## ASSIGNMENT
Reproduce each entry below in full, exactly as it was given.

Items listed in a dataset
-----
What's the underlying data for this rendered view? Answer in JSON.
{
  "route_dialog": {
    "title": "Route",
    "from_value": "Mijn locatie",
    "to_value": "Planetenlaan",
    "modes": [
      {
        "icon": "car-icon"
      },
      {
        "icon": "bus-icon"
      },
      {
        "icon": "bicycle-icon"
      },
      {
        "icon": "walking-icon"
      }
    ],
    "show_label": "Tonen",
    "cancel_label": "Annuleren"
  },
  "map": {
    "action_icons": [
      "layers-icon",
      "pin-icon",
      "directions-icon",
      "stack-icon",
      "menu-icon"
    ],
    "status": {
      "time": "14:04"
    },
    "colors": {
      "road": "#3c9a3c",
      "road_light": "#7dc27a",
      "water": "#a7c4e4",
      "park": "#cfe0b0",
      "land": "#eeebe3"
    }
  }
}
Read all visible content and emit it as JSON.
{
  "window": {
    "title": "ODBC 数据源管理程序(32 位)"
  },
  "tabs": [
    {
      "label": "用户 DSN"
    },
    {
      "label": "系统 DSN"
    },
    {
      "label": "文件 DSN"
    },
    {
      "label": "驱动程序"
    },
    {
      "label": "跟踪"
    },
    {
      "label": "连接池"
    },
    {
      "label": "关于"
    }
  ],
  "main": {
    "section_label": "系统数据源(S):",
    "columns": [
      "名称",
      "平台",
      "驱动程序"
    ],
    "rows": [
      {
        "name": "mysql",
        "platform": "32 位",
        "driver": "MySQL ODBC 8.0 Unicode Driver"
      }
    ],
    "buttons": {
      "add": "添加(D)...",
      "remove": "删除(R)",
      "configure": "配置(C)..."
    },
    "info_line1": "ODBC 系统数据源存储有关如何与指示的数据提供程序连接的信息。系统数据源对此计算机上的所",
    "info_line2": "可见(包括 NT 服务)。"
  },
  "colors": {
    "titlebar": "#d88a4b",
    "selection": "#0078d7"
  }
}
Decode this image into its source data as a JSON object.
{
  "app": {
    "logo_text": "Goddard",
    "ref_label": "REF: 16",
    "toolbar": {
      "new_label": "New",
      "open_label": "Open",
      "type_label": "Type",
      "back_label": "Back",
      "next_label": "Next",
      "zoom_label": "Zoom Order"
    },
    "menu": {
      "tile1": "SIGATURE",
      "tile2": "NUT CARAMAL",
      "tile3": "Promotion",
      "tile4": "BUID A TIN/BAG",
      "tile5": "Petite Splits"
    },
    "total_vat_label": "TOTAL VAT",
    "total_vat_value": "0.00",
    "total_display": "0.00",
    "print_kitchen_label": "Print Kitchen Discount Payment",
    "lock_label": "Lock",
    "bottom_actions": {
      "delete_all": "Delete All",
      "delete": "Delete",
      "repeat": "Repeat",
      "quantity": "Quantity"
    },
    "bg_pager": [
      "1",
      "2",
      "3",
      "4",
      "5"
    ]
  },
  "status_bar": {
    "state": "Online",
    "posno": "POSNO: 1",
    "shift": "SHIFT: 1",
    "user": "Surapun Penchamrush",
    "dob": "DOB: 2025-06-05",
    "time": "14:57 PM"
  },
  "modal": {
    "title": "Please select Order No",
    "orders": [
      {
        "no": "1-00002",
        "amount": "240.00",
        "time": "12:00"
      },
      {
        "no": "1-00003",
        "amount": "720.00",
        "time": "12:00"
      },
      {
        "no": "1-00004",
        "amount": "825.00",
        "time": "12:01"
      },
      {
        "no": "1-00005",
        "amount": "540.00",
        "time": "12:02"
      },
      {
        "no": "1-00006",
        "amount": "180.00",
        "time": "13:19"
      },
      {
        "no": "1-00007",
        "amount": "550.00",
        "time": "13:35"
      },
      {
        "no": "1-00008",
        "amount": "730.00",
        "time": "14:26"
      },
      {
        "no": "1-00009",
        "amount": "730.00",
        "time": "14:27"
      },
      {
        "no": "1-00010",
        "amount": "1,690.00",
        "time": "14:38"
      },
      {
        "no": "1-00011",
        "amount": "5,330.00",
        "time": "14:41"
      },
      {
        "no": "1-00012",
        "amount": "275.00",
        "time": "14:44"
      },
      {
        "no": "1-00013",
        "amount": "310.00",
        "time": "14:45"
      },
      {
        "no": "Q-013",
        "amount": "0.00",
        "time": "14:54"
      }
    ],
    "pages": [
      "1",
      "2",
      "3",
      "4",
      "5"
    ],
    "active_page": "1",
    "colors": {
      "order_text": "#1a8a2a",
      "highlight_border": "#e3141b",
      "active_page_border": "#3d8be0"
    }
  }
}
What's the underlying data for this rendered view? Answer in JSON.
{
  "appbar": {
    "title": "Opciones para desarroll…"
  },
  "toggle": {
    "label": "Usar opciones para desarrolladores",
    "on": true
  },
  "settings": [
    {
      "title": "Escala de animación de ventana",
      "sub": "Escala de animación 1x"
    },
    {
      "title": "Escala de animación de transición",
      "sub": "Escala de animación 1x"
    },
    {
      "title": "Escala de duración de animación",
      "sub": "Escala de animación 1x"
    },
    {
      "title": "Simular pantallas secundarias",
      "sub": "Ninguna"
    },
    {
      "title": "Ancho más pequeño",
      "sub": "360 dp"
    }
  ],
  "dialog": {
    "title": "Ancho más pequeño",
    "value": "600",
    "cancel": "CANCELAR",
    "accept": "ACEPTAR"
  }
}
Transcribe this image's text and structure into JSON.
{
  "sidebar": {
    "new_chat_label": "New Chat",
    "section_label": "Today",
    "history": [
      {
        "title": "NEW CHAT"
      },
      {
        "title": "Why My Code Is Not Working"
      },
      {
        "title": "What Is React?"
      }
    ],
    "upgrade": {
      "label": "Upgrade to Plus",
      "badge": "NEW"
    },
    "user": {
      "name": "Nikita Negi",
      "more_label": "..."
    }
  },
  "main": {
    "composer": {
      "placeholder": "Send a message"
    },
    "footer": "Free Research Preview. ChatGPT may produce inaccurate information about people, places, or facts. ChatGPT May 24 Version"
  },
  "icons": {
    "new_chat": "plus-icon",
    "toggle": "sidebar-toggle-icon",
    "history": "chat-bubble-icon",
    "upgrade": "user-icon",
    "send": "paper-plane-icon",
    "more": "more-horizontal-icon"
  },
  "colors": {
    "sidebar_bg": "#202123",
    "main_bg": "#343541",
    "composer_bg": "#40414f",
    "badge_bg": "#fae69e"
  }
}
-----
## YOUR SOLUTION
What's the underlying data for this rendered view? Answer in JSON.
{
  "route_dialog": {
    "title": "Route",
    "from_value": "Mijn locatie",
    "to_value": "Planetenlaan",
    "modes": [
      {
        "icon": "car-icon"
      },
      {
        "icon": "bus-icon"
      },
      {
        "icon": "bicycle-icon"
      },
      {
        "icon": "walking-icon"
      }
    ],
    "show_label": "Tonen",
    "cancel_label": "Annuleren"
  },
  "map": {
    "action_icons": [
      "layers-icon",
      "pin-icon",
      "directions-icon",
      "stack-icon",
      "menu-icon"
    ],
    "status": {
      "time": "14:04"
    },
    "colors": {
      "road": "#3c9a3c",
      "road_light": "#7dc27a",
      "water": "#a7c4e4",
      "park": "#cfe0b0",
      "land": "#eeebe3"
    }
  }
}
Read all visible content and emit it as JSON.
{
  "window": {
    "title": "ODBC 数据源管理程序(32 位)"
  },
  "tabs": [
    {
      "label": "用户 DSN"
    },
    {
      "label": "系统 DSN"
    },
    {
      "label": "文件 DSN"
    },
    {
      "label": "驱动程序"
    },
    {
      "label": "跟踪"
    },
    {
      "label": "连接池"
    },
    {
      "label": "关于"
    }
  ],
  "main": {
    "section_label": "系统数据源(S):",
    "columns": [
      "名称",
      "平台",
      "驱动程序"
    ],
    "rows": [
      {
        "name": "mysql",
        "platform": "32 位",
        "driver": "MySQL ODBC 8.0 Unicode Driver"
      }
    ],
    "buttons": {
      "add": "添加(D)...",
      "remove": "删除(R)",
      "configure": "配置(C)..."
    },
    "info_line1": "ODBC 系统数据源存储有关如何与指示的数据提供程序连接的信息。系统数据源对此计算机上的所",
    "info_line2": "可见(包括 NT 服务)。"
  },
  "colors": {
    "titlebar": "#d88a4b",
    "selection": "#0078d7"
  }
}
Decode this image into its source data as a JSON object.
{
  "app": {
    "logo_text": "Goddard",
    "ref_label": "REF: 16",
    "toolbar": {
      "new_label": "New",
      "open_label": "Open",
      "type_label": "Type",
      "back_label": "Back",
      "next_label": "Next",
      "zoom_label": "Zoom Order"
    },
    "menu": {
      "tile1": "SIGATURE",
      "tile2": "NUT CARAMAL",
      "tile3": "Promotion",
      "tile4": "BUID A TIN/BAG",
      "tile5": "Petite Splits"
    },
    "total_vat_label": "TOTAL VAT",
    "total_vat_value": "0.00",
    "total_display": "0.00",
    "print_kitchen_label": "Print Kitchen Discount Payment",
    "lock_label": "Lock",
    "bottom_actions": {
      "delete_all": "Delete All",
      "delete": "Delete",
      "repeat": "Repeat",
      "quantity": "Quantity"
    },
    "bg_pager": [
      "1",
      "2",
      "3",
      "4",
      "5"
    ]
  },
  "status_bar": {
    "state": "Online",
    "posno": "POSNO: 1",
    "shift": "SHIFT: 1",
    "user": "Surapun Penchamrush",
    "dob": "DOB: 2025-06-05",
    "time": "14:57 PM"
  },
  "modal": {
    "title": "Please select Order No",
    "orders": [
      {
        "no": "1-00002",
        "amount": "240.00",
        "time": "12:00"
      },
      {
        "no": "1-00003",
        "amount": "720.00",
        "time": "12:00"
      },
      {
        "no": "1-00004",
        "amount": "825.00",
        "time": "12:01"
      },
      {
        "no": "1-00005",
        "amount": "540.00",
        "time": "12:02"
      },
      {
        "no": "1-00006",
        "amount": "180.00",
        "time": "13:19"
      },
      {
        "no": "1-00007",
        "amount": "550.00",
        "time": "13:35"
      },
      {
        "no": "1-00008",
        "amount": "730.00",
        "time": "14:26"
      },
      {
        "no": "1-00009",
        "amount": "730.00",
        "time": "14:27"
      },
      {
        "no": "1-00010",
        "amount": "1,690.00",
        "time": "14:38"
      },
      {
        "no": "1-00011",
        "amount": "5,330.00",
        "time": "14:41"
      },
      {
        "no": "1-00012",
        "amount": "275.00",
        "time": "14:44"
      },
      {
        "no": "1-00013",
        "amount": "310.00",
        "time": "14:45"
      },
      {
        "no": "Q-013",
        "amount": "0.00",
        "time": "14:54"
      }
    ],
    "pages": [
      "1",
      "2",
      "3",
      "4",
      "5"
    ],
    "active_page": "1",
    "colors": {
      "order_text": "#1a8a2a",
      "highlight_border": "#e3141b",
      "active_page_border": "#3d8be0"
    }
  }
}
What's the underlying data for this rendered view? Answer in JSON.
{
  "appbar": {
    "title": "Opciones para desarroll…"
  },
  "toggle": {
    "label": "Usar opciones para desarrolladores",
    "on": true
  },
  "settings": [
    {
      "title": "Escala de animación de ventana",
      "sub": "Escala de animación 1x"
    },
    {
      "title": "Escala de animación de transición",
      "sub": "Escala de animación 1x"
    },
    {
      "title": "Escala de duración de animación",
      "sub": "Escala de animación 1x"
    },
    {
      "title": "Simular pantallas secundarias",
      "sub": "Ninguna"
    },
    {
      "title": "Ancho más pequeño",
      "sub": "360 dp"
    }
  ],
  "dialog": {
    "title": "Ancho más pequeño",
    "value": "600",
    "cancel": "CANCELAR",
    "accept": "ACEPTAR"
  }
}
Transcribe this image's text and structure into JSON.
{
  "sidebar": {
    "new_chat_label": "New Chat",
    "section_label": "Today",
    "history": [
      {
        "title": "NEW CHAT"
      },
      {
        "title": "Why My Code Is Not Working"
      },
      {
        "title": "What Is React?"
      }
    ],
    "upgrade": {
      "label": "Upgrade to Plus",
      "badge": "NEW"
    },
    "user": {
      "name": "Nikita Negi",
      "more_label": "..."
    }
  },
  "main": {
    "composer": {
      "placeholder": "Send a message"
    },
    "footer": "Free Research Preview. ChatGPT may produce inaccurate information about people, places, or facts. ChatGPT May 24 Version"
  },
  "icons": {
    "new_chat": "plus-icon",
    "toggle": "sidebar-toggle-icon",
    "history": "chat-bubble-icon",
    "upgrade": "user-icon",
    "send": "paper-plane-icon",
    "more": "more-horizontal-icon"
  },
  "colors": {
    "sidebar_bg": "#202123",
    "main_bg": "#343541",
    "composer_bg": "#40414f",
    "badge_bg": "#fae69e"
  }
}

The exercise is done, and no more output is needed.